This campaign strays from the classic insurance commercial narrative centered on a fictional character or celebrity, and is the largest marketing campaign in the company’s history. The Kin creative team hopes to cast a more compassionate light on Florida, a state that often finds itself as the punchline.

As carriers create campaigns relevant to their niche audience or align with their company values, it seems to be working: the number of drivers purchasing personal car insurance is on the rise, particularly among Millennials and Gen Z consumers.

In fact, insurance-themed campaigns have been so successful that other companies with no relation to the industry have tested the waters with fake claims forms and policy perks: 
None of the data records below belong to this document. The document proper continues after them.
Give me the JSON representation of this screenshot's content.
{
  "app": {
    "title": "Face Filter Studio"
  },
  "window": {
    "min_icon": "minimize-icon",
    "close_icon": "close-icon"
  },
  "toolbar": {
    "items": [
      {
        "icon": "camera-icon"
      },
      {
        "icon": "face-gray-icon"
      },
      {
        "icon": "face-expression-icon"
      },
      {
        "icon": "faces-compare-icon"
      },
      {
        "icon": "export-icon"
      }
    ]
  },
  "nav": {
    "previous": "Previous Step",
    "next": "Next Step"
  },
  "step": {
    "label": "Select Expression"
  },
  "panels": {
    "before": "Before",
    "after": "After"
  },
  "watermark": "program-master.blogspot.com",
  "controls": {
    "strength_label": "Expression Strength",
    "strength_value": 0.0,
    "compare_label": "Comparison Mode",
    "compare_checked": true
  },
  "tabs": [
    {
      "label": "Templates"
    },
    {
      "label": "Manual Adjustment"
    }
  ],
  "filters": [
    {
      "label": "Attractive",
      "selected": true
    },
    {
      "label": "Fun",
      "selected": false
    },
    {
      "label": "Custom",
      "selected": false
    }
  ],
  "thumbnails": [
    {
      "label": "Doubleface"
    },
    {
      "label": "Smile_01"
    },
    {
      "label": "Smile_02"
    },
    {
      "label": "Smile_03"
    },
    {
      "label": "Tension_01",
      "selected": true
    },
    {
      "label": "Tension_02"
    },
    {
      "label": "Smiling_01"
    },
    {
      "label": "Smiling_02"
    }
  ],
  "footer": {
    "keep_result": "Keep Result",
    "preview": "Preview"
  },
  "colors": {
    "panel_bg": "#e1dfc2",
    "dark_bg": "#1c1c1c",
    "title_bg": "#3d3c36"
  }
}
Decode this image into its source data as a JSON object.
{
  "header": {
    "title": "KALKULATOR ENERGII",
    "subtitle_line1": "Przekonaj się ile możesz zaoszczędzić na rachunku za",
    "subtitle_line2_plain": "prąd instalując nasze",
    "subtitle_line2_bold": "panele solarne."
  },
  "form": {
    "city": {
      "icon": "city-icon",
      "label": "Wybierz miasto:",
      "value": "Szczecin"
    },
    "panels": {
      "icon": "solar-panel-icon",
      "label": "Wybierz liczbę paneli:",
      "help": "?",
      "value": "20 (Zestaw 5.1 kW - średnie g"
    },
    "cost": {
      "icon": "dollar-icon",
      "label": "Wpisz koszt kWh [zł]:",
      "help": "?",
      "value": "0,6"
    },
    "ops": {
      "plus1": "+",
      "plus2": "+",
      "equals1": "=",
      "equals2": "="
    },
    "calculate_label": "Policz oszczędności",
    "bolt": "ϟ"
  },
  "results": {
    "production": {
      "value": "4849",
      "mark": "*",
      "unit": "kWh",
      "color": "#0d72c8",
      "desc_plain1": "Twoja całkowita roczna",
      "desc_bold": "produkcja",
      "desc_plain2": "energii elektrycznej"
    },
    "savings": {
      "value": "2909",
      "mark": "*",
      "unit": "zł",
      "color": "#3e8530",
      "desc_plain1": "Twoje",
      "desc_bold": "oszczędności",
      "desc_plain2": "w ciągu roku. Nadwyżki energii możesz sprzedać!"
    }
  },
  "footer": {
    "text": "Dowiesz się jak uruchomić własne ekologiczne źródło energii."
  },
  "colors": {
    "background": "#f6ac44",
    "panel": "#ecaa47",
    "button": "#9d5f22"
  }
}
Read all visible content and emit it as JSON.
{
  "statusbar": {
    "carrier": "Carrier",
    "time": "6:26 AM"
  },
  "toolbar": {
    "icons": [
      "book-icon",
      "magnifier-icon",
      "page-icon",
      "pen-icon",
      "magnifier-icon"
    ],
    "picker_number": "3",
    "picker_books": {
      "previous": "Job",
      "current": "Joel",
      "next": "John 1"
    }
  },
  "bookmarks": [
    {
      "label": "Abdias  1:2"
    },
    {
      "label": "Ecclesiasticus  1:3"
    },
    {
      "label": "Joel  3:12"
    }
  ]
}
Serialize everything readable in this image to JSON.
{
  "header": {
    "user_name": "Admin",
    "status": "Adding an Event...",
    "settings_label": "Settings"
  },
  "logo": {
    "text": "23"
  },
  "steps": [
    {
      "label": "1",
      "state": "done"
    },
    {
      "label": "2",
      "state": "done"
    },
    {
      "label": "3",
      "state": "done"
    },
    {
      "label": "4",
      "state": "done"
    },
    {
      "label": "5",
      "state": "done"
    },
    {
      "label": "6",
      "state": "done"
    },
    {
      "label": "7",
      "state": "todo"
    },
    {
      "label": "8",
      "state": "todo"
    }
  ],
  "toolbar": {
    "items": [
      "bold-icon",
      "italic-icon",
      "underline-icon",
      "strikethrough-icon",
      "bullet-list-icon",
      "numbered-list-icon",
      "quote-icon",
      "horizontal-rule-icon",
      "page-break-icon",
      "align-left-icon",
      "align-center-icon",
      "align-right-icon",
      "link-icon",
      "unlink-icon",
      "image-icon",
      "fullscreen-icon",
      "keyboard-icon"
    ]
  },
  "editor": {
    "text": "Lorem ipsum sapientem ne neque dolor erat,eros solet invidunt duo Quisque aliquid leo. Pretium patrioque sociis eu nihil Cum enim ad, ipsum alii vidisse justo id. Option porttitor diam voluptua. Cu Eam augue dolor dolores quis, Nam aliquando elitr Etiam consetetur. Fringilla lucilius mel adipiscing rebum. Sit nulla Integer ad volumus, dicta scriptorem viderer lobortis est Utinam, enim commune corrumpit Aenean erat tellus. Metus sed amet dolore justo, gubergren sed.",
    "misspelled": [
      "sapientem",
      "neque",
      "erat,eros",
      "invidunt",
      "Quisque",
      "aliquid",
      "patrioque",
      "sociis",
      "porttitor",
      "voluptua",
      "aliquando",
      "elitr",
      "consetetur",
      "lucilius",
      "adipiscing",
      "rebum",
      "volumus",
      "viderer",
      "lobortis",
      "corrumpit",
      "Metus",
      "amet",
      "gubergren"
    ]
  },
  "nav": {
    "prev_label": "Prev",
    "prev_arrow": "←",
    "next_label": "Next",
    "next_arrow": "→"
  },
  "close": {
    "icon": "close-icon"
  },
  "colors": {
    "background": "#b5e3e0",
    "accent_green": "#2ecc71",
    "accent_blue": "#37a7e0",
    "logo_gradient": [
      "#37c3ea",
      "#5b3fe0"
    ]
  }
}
Unilever North America partnered with Breyers Cookies & Cream ice cream to launch Cookie Coverage as a part of the promotion of a new ice cream formula around National Insurance Day. The new formula includes 20% more cookie pieces, and “policyholders” were encouraged to file a claim and seek reimbursement of a replacement tub of ice cream if they weren’t completely satisfied with the cookie-to-cream ratio. 

Budweiser Canada

Budweiser Canada debuted BBQ Insurance so Canadians can enjoy the grilling season all summer long. More of a contest than an actual policy, BBQ Insurance allows Canadians who experience a “loss” due to their barbeque (equipment breakdown, event cancellation, etc) to complete a claims submission online for a chance to win a Budweiser BBQ Insurance package valued up to $2,500.  

With the surging popularity of insurance-related marketing campaigns, it will be interesting to see how these ads and commercials will shift from or maintain brand character loyalty.